If you’re unfamiliar with the term, fasteners are hardware devices used to affix or “fasten” two objects together, and they’re the umbrella term for nuts, bolts, screws, and the like. While it’s important to know which type of fastener should be used with certain projects, it’s just as important to know the types of materials. People who are inexperienced or untrained would often choose fasteners by their type and size, but rarely consider the type of material the particular fasteners are made of. The two most common of which is steel and stainless steel, and it’s important to know the difference between the two to choose the right one for the job:
Steel is the most common material used for making fasteners, comprising up to 90% of all fasteners manufactured annually. Steel isn’t just durable, but it’s also quite inexpensive making it the most popular fastener material of choice. When you go to your local hardware store, you may notice the different “grades” in the steel fasteners being sold, and it’s also important to know these distinctions:
Grade 2. These are standard-grade or “unhardened” steel and oftentimes feature the manufacturer’s mark.
Grade 5 or F. These are hardened for increased strength and are generally used for in automotive application. Bolts with this grade have three evenly-spaced lines on its head.
Grade 8 or G. These are hardened further to be used for more demanding applications. Bolts with this grade have six radial lines on its head.
Alloy Steel. Alloy steel are distinguished by their greyish black finish, and are further heat-treated. They can be strong but also brittle due to the heat treatment.
Steel fasteners are also available in non-coated/plain options, but they also come in different coatings, namely:
Zinc Plating. Fasteners undergo electroplating with zinc to increase its corrosion resistance and provide it with a glistening appearance, but isn’t recommended for marine environment.
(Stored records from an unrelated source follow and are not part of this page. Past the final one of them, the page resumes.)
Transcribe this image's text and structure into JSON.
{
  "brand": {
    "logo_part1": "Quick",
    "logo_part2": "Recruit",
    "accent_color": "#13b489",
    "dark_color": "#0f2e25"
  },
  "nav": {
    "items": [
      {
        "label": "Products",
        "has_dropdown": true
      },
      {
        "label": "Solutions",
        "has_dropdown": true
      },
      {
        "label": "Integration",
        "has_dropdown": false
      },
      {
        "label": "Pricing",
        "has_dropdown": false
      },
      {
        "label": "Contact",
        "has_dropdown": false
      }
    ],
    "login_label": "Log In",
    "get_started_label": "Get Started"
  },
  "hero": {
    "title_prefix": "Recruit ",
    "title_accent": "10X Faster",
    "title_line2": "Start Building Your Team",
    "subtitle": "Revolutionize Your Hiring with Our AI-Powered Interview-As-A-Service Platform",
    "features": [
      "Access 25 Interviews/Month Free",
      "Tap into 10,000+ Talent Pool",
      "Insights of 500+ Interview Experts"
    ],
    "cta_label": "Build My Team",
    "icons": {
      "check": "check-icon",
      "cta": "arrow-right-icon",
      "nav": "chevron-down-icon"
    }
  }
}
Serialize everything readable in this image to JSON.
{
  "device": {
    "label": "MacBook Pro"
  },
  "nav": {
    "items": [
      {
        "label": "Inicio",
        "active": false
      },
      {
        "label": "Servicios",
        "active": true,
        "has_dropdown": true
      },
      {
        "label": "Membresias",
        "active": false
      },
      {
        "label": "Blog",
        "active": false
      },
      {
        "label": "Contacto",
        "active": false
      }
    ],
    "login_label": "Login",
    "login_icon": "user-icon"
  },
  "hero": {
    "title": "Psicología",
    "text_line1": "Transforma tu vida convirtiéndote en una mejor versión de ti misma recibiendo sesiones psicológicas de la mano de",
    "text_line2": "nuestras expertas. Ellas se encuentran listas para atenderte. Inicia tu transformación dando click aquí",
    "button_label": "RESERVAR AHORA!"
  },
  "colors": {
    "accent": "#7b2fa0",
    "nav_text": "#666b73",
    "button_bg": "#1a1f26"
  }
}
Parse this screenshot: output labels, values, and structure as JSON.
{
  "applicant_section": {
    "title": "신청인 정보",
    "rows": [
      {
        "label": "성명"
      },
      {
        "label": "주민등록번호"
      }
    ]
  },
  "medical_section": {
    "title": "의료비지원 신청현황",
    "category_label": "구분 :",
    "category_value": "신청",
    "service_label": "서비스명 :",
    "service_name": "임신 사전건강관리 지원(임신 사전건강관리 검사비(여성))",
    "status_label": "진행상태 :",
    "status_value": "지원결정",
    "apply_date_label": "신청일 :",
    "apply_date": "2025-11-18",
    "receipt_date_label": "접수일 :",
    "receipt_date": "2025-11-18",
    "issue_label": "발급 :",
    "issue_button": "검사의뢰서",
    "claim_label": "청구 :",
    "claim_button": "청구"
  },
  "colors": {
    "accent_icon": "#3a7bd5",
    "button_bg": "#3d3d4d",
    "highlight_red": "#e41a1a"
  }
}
Hot Dip Galvanizing. Galvanising involves applying a layer of zinc by immersing the fastener in molten zinc. This adds a thick layer of zinc with superior corrosion resistance.
Chrome-Plated. Chrome plating provide a polished appearance as well as corrosion resistance similar to zinc plating, but chrome is much more expensive.
When it comes to fasteners, stainless steel is the other go-to material being used, and for good reason: it’s highly resistant to corrosion and lasts longer. However, there’s a common misconception that stainless steel is a lot stronger than regular steel, but this isn’t the case — stainless steel alloys can’t be hardened through heat treatment due to its low carbon content, which means that it’s weaker than hardened steel fasteners but still relatively stronger than un-hardened (or Grade 2) steel. One should also be aware of the variations of stainless steel:
18-8 Stainless. The name refers to the ratio of chromium to nickel: 18% chromium and 8% nickel, and is regarded as the most common variant.
Stainless 316. These types of stainless steel fasteners are highly resistant to corrosion and work well in salt water and chlorine environments, making them ideal in marine vessels and other structures or vehicles used at or near the sea.
Stainless 410. These are oftentimes used for highly stressed parts as they have higher strength and hardness than 18-8 stainless steel but doesn’t have the same level of corrosion resistance.
Steel and stainless steel are two of the most commonly used materials for fasteners, although there are other materials used for specific applications. It’s apparent that these two have their strengths and variations, and it’s important to know each distinction. So the next time you’re looking up fasteners with your local hardware store or your repair/service business’ bolts and nuts suppliers, it’s best to be wary of the material used and not just the size and type of fastener to get the best results.